### Problem to solve
From the entries below, copy each line in which the word "JSON" occurs.

(Records drawn from a dataset)

=== Begin Enclosure ===

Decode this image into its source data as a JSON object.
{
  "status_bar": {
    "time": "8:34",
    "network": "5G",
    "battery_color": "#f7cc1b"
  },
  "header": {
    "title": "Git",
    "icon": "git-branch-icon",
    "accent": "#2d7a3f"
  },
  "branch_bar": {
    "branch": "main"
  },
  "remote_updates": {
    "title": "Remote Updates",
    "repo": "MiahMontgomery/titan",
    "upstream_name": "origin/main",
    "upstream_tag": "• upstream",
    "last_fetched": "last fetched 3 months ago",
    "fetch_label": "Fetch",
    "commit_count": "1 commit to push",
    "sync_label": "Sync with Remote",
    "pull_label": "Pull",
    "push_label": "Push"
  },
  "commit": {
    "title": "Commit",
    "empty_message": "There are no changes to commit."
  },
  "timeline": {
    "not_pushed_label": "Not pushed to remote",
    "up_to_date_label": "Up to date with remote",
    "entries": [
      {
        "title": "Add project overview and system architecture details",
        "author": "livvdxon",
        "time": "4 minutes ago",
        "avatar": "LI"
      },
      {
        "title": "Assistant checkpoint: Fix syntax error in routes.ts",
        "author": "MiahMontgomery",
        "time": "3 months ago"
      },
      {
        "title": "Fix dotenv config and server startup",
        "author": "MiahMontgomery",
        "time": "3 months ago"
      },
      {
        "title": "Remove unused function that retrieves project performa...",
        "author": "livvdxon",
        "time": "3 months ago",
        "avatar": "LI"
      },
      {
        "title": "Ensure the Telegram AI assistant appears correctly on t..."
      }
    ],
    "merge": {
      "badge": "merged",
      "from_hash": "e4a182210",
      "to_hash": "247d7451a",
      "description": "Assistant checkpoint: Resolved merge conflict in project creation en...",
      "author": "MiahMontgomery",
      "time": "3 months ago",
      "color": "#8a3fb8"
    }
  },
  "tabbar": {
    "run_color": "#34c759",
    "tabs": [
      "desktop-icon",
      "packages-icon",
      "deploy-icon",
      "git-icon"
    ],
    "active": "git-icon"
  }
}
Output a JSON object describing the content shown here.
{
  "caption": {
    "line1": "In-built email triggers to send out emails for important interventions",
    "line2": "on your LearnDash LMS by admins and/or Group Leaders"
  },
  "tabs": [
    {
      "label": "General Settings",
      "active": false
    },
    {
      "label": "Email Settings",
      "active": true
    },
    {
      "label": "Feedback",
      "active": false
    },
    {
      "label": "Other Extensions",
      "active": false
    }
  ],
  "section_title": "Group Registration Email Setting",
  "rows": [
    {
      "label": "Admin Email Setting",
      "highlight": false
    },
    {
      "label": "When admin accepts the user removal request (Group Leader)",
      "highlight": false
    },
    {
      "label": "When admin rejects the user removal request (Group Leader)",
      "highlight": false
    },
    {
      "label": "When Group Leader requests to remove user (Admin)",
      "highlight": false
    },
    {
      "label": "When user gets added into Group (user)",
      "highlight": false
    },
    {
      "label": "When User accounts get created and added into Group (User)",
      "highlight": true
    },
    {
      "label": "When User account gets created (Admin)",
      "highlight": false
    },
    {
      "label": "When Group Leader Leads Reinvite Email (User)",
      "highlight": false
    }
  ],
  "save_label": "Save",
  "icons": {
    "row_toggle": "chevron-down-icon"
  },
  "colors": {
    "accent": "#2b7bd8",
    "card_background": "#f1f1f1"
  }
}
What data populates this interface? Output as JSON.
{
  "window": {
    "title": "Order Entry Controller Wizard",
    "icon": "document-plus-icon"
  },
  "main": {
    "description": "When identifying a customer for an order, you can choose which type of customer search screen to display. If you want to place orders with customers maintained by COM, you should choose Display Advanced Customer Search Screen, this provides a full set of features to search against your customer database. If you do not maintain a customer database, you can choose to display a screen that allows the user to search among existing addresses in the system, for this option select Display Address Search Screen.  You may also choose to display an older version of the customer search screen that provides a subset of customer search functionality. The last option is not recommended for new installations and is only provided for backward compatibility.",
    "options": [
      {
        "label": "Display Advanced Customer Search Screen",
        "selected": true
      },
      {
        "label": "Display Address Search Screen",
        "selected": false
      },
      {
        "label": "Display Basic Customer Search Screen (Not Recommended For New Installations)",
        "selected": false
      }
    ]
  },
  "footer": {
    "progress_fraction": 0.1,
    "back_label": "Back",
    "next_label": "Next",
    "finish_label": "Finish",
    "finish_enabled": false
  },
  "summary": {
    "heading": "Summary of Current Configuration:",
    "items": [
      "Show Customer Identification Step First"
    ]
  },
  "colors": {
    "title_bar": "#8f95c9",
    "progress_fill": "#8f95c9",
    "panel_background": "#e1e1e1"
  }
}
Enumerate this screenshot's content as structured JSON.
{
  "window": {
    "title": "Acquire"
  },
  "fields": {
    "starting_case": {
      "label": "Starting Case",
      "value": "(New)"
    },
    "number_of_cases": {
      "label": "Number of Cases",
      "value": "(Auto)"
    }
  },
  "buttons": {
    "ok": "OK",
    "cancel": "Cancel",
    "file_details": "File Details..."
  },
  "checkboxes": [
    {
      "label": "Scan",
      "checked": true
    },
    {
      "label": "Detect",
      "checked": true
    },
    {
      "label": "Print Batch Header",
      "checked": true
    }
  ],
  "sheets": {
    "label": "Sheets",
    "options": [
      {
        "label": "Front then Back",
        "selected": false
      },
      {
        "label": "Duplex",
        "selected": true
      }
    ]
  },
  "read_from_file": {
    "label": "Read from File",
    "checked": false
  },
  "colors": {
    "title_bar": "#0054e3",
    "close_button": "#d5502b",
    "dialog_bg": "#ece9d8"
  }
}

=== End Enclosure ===

### Written solution
Decode this image into its source data as a JSON object.
Output a JSON object describing the content shown here.
What data populates this interface? Output as JSON.
Enumerate this screenshot's content as structured JSON.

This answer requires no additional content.